Motion sickness could become a problem for passengers as fully self-driving cars emerge, so Jaguar Land Rover is developing software with biometric sensors to detect it and alter acceleration, braking and lane position to reduce it. The company has driven 20,000 miles in simulations and on roads to improve the software, which will be part of future production cars.
Micromobility startup Unagi has launched a monthly scooter leasing program in New York and Los Angeles, promising sturdy vehicles -- and repairs within 24 hours. But a few factors may limit the offering's success: People don't like using scooters in bad weather, scooters aren't popular in communities of color, and monthly passes for bicycle ride-share programs are roughly one-eighth of the price Unagi is charging for a scooter.
The mobility industry changed significantly with the advent of such practices as car- and bike-sharing, and mobility-as-a-service was first proposed six years ago. But the practice has struggled, with low or nonexistent commissions one problem, along with the hesitance of public transit agencies to use mobility service apps rather than their own apps; as a result, mobility-as-a-service "doesn't match with consumer preferences or commercial traction," says Matthias Dill of mobility-focused venture fund Energy Impact Partners.
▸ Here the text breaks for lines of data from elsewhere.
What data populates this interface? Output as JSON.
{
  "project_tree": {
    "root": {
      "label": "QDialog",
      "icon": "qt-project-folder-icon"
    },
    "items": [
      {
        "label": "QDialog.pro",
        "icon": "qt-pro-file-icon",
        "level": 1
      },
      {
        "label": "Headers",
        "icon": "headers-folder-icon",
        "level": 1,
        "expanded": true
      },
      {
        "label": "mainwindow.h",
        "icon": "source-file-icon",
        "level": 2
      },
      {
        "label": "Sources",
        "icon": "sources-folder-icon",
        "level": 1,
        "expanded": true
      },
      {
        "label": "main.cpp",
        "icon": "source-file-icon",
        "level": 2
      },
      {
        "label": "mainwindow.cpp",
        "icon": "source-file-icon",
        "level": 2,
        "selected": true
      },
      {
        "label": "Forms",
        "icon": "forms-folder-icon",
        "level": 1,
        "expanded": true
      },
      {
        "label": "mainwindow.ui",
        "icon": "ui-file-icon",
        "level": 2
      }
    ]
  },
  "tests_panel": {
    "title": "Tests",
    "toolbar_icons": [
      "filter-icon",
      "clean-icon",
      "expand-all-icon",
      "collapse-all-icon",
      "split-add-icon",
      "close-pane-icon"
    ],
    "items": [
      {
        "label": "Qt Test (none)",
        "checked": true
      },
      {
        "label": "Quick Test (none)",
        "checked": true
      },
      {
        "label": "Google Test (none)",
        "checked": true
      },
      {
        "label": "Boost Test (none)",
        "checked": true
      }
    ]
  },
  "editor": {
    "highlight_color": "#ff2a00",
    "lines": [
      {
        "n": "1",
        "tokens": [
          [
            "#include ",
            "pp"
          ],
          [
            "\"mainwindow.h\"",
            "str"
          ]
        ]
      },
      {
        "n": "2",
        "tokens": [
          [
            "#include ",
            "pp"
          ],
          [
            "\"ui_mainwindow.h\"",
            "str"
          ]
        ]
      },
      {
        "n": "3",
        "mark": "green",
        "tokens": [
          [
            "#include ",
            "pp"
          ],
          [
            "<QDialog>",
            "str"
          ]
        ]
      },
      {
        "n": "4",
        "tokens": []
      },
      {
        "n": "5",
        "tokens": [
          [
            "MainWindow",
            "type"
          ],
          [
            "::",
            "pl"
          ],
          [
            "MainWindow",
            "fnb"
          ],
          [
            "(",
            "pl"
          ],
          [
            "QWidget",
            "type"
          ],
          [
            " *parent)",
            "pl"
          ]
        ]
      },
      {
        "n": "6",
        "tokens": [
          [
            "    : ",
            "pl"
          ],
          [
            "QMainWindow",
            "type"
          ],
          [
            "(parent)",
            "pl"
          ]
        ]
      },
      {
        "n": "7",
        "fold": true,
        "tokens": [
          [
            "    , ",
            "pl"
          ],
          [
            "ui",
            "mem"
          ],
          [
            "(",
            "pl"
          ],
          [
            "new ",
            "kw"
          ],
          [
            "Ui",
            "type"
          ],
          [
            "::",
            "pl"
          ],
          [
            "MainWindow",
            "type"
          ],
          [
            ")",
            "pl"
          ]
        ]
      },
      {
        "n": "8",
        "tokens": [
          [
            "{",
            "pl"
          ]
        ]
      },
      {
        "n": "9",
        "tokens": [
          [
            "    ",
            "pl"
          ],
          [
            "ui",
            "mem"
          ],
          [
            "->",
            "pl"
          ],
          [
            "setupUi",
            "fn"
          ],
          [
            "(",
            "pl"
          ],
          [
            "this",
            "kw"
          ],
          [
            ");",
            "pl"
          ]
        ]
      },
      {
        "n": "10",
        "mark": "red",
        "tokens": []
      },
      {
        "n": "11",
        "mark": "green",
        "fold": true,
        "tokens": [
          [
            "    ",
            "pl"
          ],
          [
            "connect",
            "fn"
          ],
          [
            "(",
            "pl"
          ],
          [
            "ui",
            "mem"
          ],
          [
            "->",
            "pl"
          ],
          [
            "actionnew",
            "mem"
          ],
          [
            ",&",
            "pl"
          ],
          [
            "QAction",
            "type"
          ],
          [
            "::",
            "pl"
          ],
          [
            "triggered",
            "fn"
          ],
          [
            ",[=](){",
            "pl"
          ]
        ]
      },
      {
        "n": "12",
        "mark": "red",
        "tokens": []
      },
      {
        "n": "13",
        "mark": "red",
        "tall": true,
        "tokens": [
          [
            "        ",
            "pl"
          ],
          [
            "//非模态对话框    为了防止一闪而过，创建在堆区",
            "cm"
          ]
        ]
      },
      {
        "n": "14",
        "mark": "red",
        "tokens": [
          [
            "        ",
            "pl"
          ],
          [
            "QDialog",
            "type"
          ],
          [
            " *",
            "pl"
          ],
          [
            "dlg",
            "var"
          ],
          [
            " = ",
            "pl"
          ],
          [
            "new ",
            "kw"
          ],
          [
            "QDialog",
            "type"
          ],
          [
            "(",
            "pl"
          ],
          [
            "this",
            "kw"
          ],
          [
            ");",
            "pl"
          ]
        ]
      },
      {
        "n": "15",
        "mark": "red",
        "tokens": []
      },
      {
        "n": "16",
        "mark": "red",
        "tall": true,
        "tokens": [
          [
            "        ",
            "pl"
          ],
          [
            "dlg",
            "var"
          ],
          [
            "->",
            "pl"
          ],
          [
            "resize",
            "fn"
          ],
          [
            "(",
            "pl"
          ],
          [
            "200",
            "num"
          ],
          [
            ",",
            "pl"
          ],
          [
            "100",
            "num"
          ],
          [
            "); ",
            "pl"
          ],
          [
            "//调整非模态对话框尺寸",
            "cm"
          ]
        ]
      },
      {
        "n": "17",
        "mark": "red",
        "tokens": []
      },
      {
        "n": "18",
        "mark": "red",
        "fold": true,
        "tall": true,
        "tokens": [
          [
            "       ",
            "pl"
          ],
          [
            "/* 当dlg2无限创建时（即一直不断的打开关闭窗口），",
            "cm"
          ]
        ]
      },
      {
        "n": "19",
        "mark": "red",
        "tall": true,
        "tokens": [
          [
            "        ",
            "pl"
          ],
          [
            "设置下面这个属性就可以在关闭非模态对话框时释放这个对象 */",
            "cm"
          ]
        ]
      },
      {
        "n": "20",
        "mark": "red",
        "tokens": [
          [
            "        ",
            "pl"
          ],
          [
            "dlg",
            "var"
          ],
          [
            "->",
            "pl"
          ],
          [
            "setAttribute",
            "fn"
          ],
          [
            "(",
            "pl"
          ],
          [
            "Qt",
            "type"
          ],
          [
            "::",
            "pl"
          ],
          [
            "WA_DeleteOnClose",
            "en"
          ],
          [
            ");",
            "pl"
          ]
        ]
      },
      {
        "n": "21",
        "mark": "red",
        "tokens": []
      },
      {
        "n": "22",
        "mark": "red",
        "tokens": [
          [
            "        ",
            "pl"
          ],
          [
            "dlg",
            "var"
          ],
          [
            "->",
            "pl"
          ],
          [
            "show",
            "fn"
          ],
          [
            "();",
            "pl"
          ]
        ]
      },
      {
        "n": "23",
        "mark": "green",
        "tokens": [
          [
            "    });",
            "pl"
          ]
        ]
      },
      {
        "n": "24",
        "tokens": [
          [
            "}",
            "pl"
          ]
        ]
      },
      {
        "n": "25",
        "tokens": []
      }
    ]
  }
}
Drivers tend to react in one of four ways to pre-crash warning systems now found in many cars, a University of Missouri study finds. They may respond with quick avoidance action, notice the alert but not respond because they were already aware of the situation, ignore the alert because it's annoying, or ignore it because the alert does not seem warranted.
In light of Pittsburgh's transportation accessibility study, former Google Car worker Brad Templeton offers a brief history of disability access issues in public transit. He notes that solutions include the Kenguru, a one-person vehicle that a driver using a wheelchair can roll into, adding that such vehicles could eventually be used in services that could offer profitable rides while charging as little as 30 cents a mile.
Toyota and Blue Nexus will push electric vehicle adoption via related services, technical support and sales structure, and Toyota will take a 10% stake in Blue Nexus, which develops and sells electric drive modules and their calibration services. The move will see Toyota's calibration technologies paired with Blue Nexus' electric modules.